Start of Entries supplied

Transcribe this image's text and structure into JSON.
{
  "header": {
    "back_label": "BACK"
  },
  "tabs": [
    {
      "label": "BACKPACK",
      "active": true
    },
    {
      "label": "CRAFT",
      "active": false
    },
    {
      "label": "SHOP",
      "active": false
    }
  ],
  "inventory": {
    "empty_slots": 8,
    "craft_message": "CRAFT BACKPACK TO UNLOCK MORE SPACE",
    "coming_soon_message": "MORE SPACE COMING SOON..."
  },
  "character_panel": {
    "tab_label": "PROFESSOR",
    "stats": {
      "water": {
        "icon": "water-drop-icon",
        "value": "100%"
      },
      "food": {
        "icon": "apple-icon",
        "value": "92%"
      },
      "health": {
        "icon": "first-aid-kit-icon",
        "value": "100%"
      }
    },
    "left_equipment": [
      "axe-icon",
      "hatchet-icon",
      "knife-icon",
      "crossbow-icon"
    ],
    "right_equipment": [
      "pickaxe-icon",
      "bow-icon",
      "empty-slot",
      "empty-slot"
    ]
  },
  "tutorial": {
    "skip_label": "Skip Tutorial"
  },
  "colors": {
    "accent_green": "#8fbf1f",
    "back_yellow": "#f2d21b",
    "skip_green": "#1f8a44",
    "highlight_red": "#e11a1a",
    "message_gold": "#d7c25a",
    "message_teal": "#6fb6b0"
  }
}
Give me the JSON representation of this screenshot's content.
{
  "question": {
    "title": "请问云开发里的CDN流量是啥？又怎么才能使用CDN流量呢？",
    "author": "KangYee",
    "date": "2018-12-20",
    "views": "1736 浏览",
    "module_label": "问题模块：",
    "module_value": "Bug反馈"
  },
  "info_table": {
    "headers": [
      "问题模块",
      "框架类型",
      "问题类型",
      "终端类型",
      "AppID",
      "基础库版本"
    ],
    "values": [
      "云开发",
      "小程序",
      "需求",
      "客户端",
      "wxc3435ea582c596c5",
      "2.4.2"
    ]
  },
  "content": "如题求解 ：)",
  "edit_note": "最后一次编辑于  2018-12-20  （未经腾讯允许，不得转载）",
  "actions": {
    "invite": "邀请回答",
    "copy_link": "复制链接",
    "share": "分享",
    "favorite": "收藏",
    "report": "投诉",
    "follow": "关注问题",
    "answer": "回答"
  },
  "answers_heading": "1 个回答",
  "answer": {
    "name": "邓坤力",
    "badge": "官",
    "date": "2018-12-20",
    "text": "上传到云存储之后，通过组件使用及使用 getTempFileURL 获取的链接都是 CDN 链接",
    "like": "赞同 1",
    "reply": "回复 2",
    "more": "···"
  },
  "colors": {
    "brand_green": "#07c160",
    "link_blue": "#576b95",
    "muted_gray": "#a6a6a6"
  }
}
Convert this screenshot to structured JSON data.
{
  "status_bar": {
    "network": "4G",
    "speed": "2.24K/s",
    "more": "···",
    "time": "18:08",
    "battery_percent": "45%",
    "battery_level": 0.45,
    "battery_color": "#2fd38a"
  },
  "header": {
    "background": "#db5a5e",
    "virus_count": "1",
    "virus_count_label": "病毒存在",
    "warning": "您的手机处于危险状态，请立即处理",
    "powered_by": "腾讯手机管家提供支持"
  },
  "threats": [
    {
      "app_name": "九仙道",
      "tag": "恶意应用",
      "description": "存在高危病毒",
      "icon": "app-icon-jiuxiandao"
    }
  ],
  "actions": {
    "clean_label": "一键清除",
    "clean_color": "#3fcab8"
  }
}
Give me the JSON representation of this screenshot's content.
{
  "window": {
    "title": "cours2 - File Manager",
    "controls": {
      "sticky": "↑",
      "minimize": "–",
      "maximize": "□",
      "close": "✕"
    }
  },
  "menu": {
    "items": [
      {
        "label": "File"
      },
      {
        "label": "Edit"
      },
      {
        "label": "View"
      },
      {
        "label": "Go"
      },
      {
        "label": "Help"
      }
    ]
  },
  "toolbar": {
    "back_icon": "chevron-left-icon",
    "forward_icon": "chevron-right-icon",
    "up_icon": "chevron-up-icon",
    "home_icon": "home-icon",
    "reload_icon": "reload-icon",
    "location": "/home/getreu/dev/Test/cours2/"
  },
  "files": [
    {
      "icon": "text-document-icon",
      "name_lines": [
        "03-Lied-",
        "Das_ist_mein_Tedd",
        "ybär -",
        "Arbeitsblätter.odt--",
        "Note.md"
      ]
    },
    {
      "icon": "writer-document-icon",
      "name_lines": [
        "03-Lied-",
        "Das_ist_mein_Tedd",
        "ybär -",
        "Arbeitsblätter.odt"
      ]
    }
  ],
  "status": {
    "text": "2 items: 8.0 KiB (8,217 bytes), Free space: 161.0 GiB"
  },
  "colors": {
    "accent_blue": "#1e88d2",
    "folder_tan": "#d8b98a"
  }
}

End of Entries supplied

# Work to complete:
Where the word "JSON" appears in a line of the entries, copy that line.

# Answer space:
Transcribe this image's text and structure into JSON.
Give me the JSON representation of this screenshot's content.
Convert this screenshot to structured JSON data.
Give me the JSON representation of this screenshot's content.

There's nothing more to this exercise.